Apprehension (CA) When Native and Non-Native English Speakers in
the U.S. Communicate in Intracultural and Intercultural Relationships

                                  Levels of CA *

                                 Native English

                      Low             Moderate             High
                     (n=37)            (n=156)            (n=41)

                   x       sd        x        sd        x       sd
Intracultural

CERT **          17.67    5.48     17.80     6.72     18.95    8.23
COMSAT          110.81a   15.42   107.83b    13.69   92.4ab    22.94
SOL **           42.91    14.28    42.12     12.65    47.46    14.59

Intercultural

CERT **         33.60a    18.70    30.44b    13.48   56.50ab   14.85
COMSAT          95.50a    19.98    95.60b    15.17   79.50ab   13.61
SOL **          68.53a    6.12     70.40b    3.39    84.00ab   9.00

                                Levels of CA *

                               Non-Native English

                       Low             Moderate           High
                     (n=30)            (n=112)           (n=48)

                   x       sd        x        sd        x       sd
Intracultural

CERT **          31.32    8.41     23.88     8.00     24.57    5.42
COMSAT          107.1d    14.96   101.53e    15.03   93.50de   15.28
SOL **           50.88    12.49    53.07     14.16    54.86    14.05

Intercultural

CERT **          30.50    16.15    32.90     11.83    33.94    13.66
COMSAT           90.11    11.87    91.64     18.44    91.97    15.87
SOL **          76.53de   19.05    69.88d    17.04   65.07e    22.42

* Means in each column with the same subscripts are significantly
different at .05 or less.

** Lower means are more positive for CERT, and SOL.

Table 3

Mean Differences for Communication Certainty, Satisfaction
and Interpersonal Solidarity by Levels of Self-Reported Communication
Competency (SPCC) When Native and Non-Native English Speakers in the
U.S.Communicate in Intracultural and Intercultural Relationships

                                  Levels of SPSS *

                                  Native English

                       Low            Moderate           High
                     (n=37)            (n=156)          (n=41)

                   x        sd        x       sd       x       Sd

Intracultural

CERT **           18.5      6.2     16.9     6.9     15.2     5.6
COMSTAT         105.89ab   14.5    111.82a   14.3   112.00b   17.6
SOL **          43.54ab    12.4    42.00a    15.9   34.86b    9.3

Intercultural

CERT **          32.91a    15.9     30.4     13.9   26.50a    7.8
COMSTAT          92.62a    16.3     95.5     19.4   101.75a   17.5
SOL **           70.38a    22.2     68.1     22.6   66.50a    22.2

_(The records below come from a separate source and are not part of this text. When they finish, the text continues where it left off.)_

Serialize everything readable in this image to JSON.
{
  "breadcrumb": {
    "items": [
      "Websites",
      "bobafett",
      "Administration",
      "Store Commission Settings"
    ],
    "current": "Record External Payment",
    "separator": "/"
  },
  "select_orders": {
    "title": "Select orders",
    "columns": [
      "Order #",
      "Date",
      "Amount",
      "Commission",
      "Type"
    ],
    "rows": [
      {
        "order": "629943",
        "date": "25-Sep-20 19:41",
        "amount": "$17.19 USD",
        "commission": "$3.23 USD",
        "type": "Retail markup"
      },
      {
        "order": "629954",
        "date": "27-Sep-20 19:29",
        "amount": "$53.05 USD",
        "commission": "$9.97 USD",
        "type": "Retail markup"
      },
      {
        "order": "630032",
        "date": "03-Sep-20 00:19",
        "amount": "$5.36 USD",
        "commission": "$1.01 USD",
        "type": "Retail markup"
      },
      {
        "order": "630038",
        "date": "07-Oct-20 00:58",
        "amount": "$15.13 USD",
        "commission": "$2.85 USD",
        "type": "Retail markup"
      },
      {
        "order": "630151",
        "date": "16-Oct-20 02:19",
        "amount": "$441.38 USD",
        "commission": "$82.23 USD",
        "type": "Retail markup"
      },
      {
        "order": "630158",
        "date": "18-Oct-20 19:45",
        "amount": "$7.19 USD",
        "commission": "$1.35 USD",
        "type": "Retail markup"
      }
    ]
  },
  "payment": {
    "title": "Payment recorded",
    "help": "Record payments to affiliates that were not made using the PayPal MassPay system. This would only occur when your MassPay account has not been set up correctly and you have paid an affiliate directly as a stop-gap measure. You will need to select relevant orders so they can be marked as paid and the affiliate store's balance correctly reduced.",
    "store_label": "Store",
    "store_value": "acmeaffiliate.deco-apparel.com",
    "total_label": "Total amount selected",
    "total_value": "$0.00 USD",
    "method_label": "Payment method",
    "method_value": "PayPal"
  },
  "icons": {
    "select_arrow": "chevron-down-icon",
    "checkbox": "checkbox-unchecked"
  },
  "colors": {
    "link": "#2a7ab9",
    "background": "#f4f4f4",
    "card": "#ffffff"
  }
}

                Levels of SPSS *

                               Non-Native English

                     Low             Moderate         High
                    (n=30)           (n=112)         (n=48)

                   x       sd      x       sd       X       sd

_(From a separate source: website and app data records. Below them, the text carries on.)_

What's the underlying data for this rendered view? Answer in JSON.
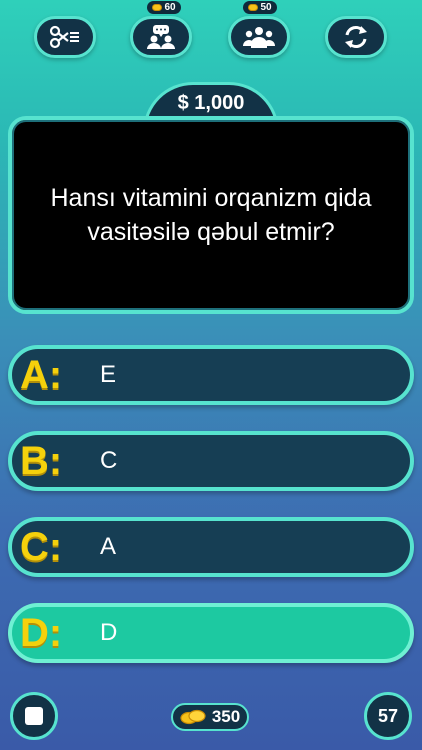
{
  "lifelines": [
    {
      "name": "fifty-fifty",
      "cost": ""
    },
    {
      "name": "ask-friend",
      "cost": "60"
    },
    {
      "name": "ask-audience",
      "cost": "50"
    },
    {
      "name": "switch-question",
      "cost": ""
    }
  ],
  "prize": "$ 1,000",
  "question": "Hansı vitamini orqanizm qida vasitəsilə qəbul etmir?",
  "answers": [
    {
      "letter": "A:",
      "text": "E"
    },
    {
      "letter": "B:",
      "text": "C"
    },
    {
      "letter": "C:",
      "text": "A"
    },
    {
      "letter": "D:",
      "text": "D"
    }
  ],
  "selected_answer": "D",
  "coins": "350",
  "timer": "57",
  "colors": {
    "accent_border": "#57e3cf",
    "selected_answer_bg": "#1dc9a1",
    "letter_yellow": "#f5d10c",
    "question_bg": "#000000"
  }
}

Intracultural

CERT**           23.7     8.4     23.6     7.9    20.7     7.6
COMSTAT         96.65d    14.3    98.3    14.3   104.40d   15.6
SOL**           54.04d    14.8    50.8    11.9   47.00d    10.2

Intercultural

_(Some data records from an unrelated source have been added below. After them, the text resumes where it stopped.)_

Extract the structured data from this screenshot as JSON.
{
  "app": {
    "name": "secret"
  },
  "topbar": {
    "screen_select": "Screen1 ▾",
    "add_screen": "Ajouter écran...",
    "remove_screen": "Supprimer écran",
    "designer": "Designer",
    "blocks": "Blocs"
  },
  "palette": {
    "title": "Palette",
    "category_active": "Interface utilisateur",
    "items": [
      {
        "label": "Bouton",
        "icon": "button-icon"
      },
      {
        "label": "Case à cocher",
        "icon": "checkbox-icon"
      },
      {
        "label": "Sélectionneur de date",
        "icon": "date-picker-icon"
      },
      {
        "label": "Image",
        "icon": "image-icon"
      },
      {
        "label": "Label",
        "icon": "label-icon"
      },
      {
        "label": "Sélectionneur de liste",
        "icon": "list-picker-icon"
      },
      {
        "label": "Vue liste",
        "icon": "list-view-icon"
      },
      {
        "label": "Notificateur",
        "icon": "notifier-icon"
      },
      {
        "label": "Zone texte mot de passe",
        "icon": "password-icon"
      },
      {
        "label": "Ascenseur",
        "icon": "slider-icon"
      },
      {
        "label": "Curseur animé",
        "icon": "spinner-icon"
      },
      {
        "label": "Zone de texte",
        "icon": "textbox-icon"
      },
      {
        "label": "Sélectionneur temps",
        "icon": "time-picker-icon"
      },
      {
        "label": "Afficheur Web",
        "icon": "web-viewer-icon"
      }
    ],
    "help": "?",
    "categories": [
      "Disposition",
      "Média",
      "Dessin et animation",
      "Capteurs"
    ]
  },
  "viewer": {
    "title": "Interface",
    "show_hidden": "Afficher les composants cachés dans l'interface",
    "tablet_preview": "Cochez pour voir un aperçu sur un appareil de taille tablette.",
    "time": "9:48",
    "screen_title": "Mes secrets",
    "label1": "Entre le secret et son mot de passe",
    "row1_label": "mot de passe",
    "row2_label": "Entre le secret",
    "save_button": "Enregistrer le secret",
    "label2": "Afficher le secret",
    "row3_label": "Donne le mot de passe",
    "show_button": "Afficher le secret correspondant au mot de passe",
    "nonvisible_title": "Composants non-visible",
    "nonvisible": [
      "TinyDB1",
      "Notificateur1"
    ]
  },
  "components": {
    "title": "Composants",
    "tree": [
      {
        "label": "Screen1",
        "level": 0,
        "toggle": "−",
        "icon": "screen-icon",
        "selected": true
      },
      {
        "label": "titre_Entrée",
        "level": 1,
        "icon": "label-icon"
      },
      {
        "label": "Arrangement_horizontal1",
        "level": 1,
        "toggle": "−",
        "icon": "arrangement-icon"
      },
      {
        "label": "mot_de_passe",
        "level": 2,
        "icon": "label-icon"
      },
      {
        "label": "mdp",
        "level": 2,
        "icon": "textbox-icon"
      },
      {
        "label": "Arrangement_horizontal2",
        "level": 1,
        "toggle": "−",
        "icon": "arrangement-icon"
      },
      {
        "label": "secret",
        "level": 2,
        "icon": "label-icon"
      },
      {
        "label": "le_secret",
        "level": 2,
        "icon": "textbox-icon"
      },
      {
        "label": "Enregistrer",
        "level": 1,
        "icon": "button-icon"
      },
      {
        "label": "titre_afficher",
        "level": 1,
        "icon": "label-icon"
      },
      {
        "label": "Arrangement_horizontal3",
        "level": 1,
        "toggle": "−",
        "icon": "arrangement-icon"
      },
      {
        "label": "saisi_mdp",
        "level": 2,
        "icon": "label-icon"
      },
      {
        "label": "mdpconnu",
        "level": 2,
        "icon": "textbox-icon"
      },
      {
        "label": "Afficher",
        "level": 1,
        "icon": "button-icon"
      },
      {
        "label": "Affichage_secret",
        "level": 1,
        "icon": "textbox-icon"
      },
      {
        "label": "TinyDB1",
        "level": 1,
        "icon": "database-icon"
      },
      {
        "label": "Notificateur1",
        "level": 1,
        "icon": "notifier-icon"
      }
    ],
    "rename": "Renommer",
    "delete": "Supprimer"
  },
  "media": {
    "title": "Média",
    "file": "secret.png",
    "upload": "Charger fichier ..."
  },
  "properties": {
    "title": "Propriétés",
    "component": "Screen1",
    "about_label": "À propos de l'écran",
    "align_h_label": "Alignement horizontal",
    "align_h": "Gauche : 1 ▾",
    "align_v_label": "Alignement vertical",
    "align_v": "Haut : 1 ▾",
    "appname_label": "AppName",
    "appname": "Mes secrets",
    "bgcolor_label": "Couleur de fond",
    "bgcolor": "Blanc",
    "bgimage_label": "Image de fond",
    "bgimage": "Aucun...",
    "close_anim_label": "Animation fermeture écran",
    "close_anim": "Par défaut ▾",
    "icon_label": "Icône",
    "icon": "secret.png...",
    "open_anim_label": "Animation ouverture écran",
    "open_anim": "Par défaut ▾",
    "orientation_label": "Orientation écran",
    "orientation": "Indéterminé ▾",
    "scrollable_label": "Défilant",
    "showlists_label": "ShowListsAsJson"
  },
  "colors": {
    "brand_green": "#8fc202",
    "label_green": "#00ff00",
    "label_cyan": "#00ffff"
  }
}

CERT **         18.80de   5.4    32.04d   11.3   36.14c    13.1
COMSTAT          90.3     13.8     92     19.1    94.1     16.6
SOL **          74.50d    17.5   69.18e   17.4   54.00de   16.6

* Means in each row with like subscripts are significantly different
at .05 or less.

** Lower means are more positive for CERT and SOL.
COPYRIGHT 2014 Edmondson Intercultural Enterprises
No portion of this article can be reproduced without the express written permission from the copyright holder.
Copyright 2014 Gale, Cengage Learning. All rights reserved.

Article Details
Printer friendly Cite/link Email Feedback
Author:Allen, Jerry L.; O'Mara, Joan; Long, Kathleen M.
Publication:China Media Research
Article Type:Report
Geographic Code:9CHIN
Date:Jan 1, 2014
Words:11044
Previous Article:Poetics is not a subject but a function.
Next Article:Urban youth in China: modernity, the Internet and the self.
Topics:

Terms of use | Copyright © 2018 Farlex, Inc. | Feedback | For webmasters